Human Trypanosoma cruzi chronic infection leads to individual level steady-state parasitemia: Implications for drug-trial optimization in Chagas disease

PLoS Negl Trop Dis. 2022 Nov 21;16(11):e0010828. doi: 10.1371/journal.pntd.0010828. eCollection 2022 Nov.

Abstract

Currently available drugs against Trypanosoma cruzi infection, which causes 12000 deaths annually, have limitations in their efficacy, safety and tolerability. The evaluation of therapeutic responses to available and new compounds is based on parasite detection in the bloodstream but remains challenging because a substantial proportion of infected individuals have undetectable parasitemia even when using diagnostic tools with the highest accuracy. We characterize parasite dynamics which might impact drug efficacy assessments in chronic Chagas by analyzing pre- and post-treatment quantitative-PCR data obtained from blood samples collected regularly over a year. We show that parasitemia remains at a steady-state independently of the diagnostic sensitivity. This steady-state can be probabilistically quantified and robustly predicted at an individual level. Furthermore, individuals can be assigned to categories with distinct parasitological status, allowing a more detailed evaluation of the efficacy outcomes and adjustment for potential biases. Our analysis improves understanding of parasite dynamics and provides a novel background for optimizing future drug efficacy trials in Chagas disease.

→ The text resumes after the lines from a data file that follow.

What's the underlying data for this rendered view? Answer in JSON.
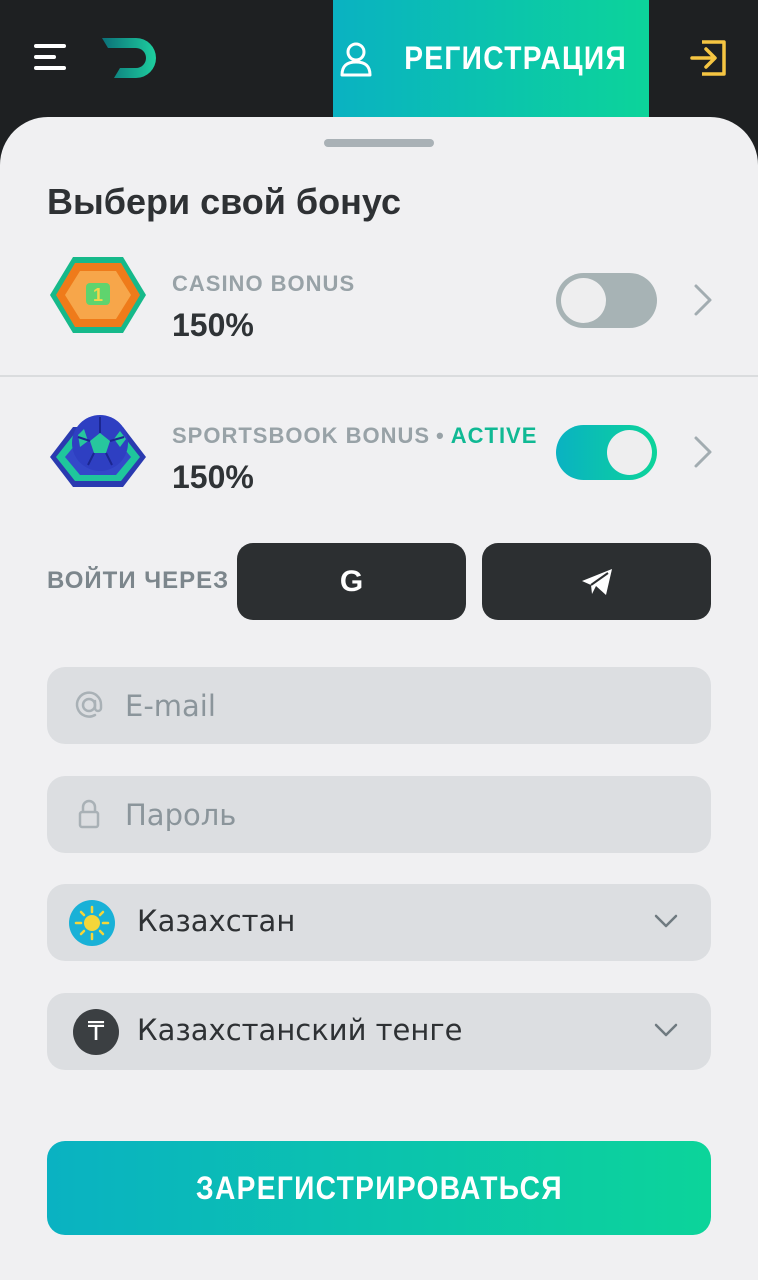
{
  "header": {
    "register_tab": "РЕГИСТРАЦИЯ",
    "icons": {
      "menu": "hamburger-menu-icon",
      "logo": "brand-logo",
      "user": "user-icon",
      "login": "login-icon"
    }
  },
  "sheet": {
    "title": "Выбери свой бонус",
    "bonuses": [
      {
        "name": "CASINO BONUS",
        "status": "",
        "percent": "150%",
        "enabled": false,
        "icon": "casino-bonus-icon"
      },
      {
        "name": "SPORTSBOOK BONUS",
        "status": "ACTIVE",
        "percent": "150%",
        "enabled": true,
        "icon": "sportsbook-bonus-icon"
      }
    ],
    "login_via": {
      "label": "ВОЙТИ ЧЕРЕЗ",
      "google_glyph": "G",
      "icons": {
        "google": "google-icon",
        "telegram": "telegram-icon"
      }
    },
    "form": {
      "email_placeholder": "E-mail",
      "password_placeholder": "Пароль",
      "country": "Казахстан",
      "currency": "Казахстанский тенге",
      "currency_symbol": "₸",
      "submit_label": "ЗАРЕГИСТРИРОВАТЬСЯ"
    }
  },
  "colors": {
    "accent_start": "#0ab2c2",
    "accent_end": "#0cd49a",
    "active_text": "#10b994",
    "header_bg": "#1e2022",
    "sheet_bg": "#f0f0f2",
    "login_icon": "#f5c542"
  }
}
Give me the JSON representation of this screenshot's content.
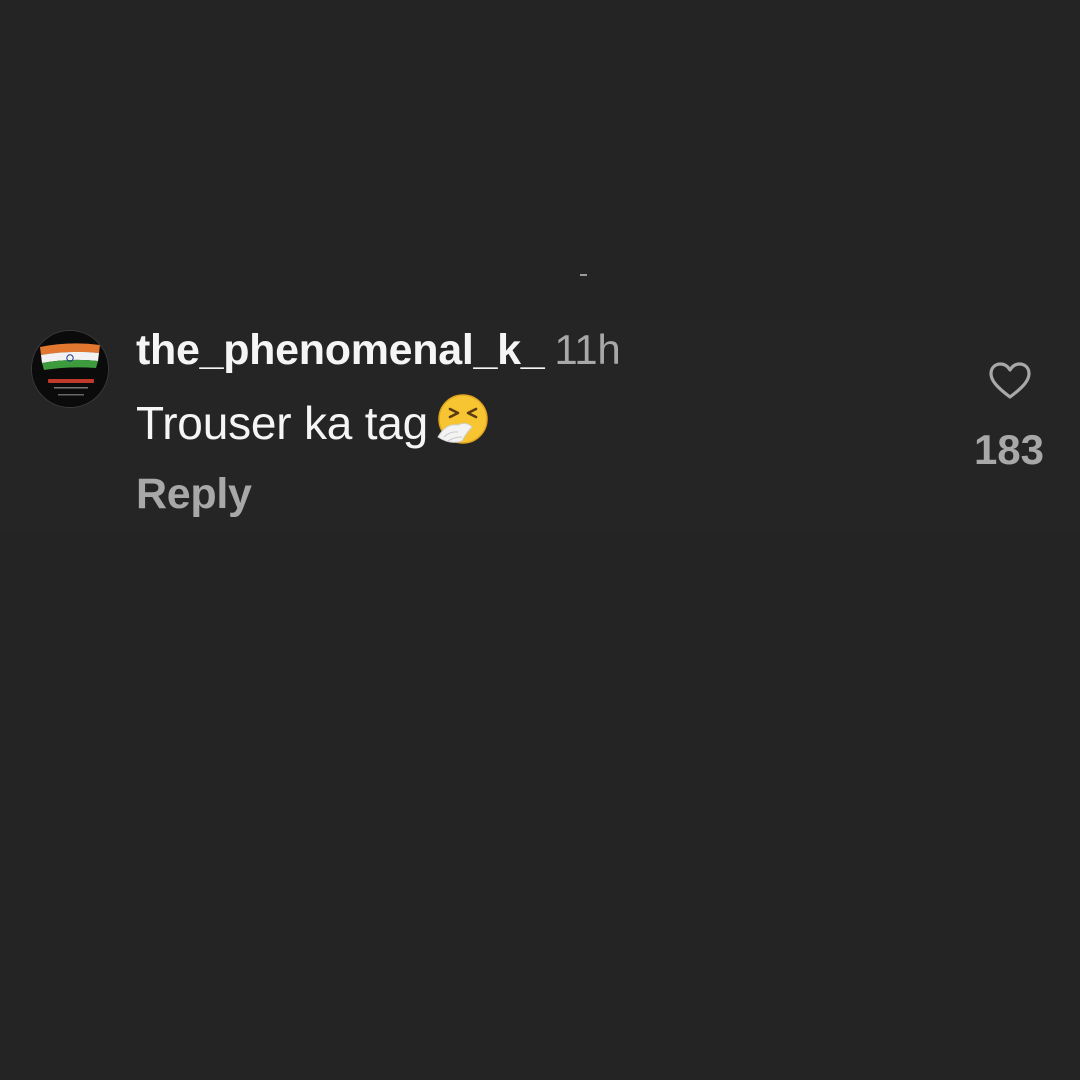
{
  "comment": {
    "username": "the_phenomenal_k_",
    "timestamp": "11h",
    "text": "Trouser ka tag",
    "emoji": "sneezing-face",
    "reply_label": "Reply",
    "like_count": "183",
    "like_icon": "heart-outline-icon",
    "avatar": {
      "description_icon": "india-flag-icon"
    }
  },
  "colors": {
    "background": "#242424",
    "primary_text": "#f5f5f5",
    "secondary_text": "#a8a8a8"
  }
}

Trial Registration: original trial registered with ClinicalTrials.gov, number NCT01489228.

Publication types

  • Research Support, Non-U.S. Gov't

MeSH terms

  • Chagas Disease* / parasitology
  • Clinical Trials as Topic
  • Humans
  • Parasitemia / parasitology
  • Persistent Infection
  • Real-Time Polymerase Chain Reaction
  • Trypanosoma cruzi* / genetics

Associated data

  • ClinicalTrials.gov/NCT01489228

Grant support

PMD was partly supported by the Ramón Areces Foundation, postdoctoral grant, www.fundacionareces.es. PMD and COB were supported by the Burroughs Wellcome Fund, www.bwfund.org. ASM was supported by the Spanish Ministry of Health through the Program for Consolidated Researchers, Instituto de Salud Carlos II|, www.isciii.es (Juan Rodés; JR18/00022). The funders had no role in study design, data collection and analysis, decision to publish, or preparation of the manuscript.